i have a few questions to ask about differential equations ...
how many types of differential equations are there ... ?

sometimes i like to make up themes for my studies ...
few funny things went through my head ...when i saw this thread ,How is it that mathematics describe reality so well?

i also happened to read this ...

i was also wondering that if you learn enough differential equation , you might be able to understand things like " The Schrödinger equation " , the nature of reality ... and in the end how mathematics can describe reality so well ....

i am also looking for some advice on how to start learning differential equation properly ...??

No. The image you posted had nothing to do with differential equations or Schrodinger's equation, and that's why I deleted it.

Images that are included with posts can be helpful, but most of the images you have posted are not helpful, and just clutter it up. Apparently you get a bunch of images on your computer screen, and then take a screen shot of them all. The one you posted in this thread had two of the same images in it, neither of which had anything to do with the question you're asking.

Start with calculus and linear algebra, then continue with a book on ordinary differential equations like Boyce and diPrima. Avoid stuff you find on internet like handouts or movies, read a real book and make all the exercises.
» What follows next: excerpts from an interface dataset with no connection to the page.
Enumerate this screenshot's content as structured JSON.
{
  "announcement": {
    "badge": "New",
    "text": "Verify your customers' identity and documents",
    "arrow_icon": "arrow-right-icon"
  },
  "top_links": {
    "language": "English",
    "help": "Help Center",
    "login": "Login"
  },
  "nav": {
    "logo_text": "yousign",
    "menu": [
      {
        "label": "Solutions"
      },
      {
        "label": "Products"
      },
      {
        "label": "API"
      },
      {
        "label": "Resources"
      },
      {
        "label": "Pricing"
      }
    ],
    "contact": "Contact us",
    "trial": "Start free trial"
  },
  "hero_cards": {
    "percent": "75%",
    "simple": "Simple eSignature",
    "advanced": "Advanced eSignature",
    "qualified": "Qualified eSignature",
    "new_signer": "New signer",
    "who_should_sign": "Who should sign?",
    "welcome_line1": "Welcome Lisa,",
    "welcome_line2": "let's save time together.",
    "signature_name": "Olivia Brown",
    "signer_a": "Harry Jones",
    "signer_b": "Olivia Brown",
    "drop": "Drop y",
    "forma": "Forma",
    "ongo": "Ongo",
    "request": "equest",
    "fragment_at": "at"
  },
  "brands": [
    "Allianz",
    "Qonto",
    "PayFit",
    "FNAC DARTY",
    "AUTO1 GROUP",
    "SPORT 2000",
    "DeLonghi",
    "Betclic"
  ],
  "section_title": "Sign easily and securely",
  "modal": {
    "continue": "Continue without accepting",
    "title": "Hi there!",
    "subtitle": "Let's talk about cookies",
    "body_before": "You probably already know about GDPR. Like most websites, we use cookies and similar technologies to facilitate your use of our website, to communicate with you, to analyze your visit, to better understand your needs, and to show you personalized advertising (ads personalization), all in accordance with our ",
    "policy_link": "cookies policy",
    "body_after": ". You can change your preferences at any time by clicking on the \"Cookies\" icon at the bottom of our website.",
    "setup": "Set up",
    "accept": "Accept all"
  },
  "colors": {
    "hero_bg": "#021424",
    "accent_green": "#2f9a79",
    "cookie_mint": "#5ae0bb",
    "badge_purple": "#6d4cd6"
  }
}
I would also give an advice. It is important to understand that differential equations do not have a habit to be integrated explicitly. So do not think that the center of this science is a skill in integrating equations. It is important to be able to integrate standard types of integrable differential equations but the main thing is the qualitative analysis of DE

To confidently solve differential equations, you need to understand how the equations are classified by order, how to distinguish between linear, separable, and exact equations, and how to identify homogenous and nonhomogeneous differential equations. Learn the method of undetermined coefficients to work out nonhomogeneous differential equations

Boyce De Prima is a run of the mill book. I do however like Morris Terrebaun. I prefer Ross: Differential Equations. Crystal clear explanation and proofs are given. Make sure to purchase the book titled Differential Equations and not Introduction to Ordinary Differential Equations. Differential Equations is the complete book, which includes some nice theory chapter.

We characterize them into types like we do with integrals but the list is ultimately endless.

Mathematics is a creation of the human brain; the earth may have revolved around the sun before mankind but the mathematical constructs of gravity, in my humble opinion, did not. And of course the human brain is a product of evolution: survival and reproductive success of the organism in the environment. Organisms adapt to their environment: when in New York, act like a New Yorker. So too with the human brain. The hominid brain evolved as a survival strategy in the world early humans found themselves in. We cannot separate the human brain from the world it evolved in. The human brain and the world are cut from the same tapestry! Why should it be such a mystery the mathematics which emerges from our minds so well conforms to the reality of the world which created that mind?

I'll tell you my own personal experience with the matter: a long time ago I use to look outside my window and wonder why about a lot of things. About 20 years ago I started studying non-linear differential equations. I no longer wonder why about a lot of things. Not saying I know, rather, I'm simply saying I no longer wonder why. :)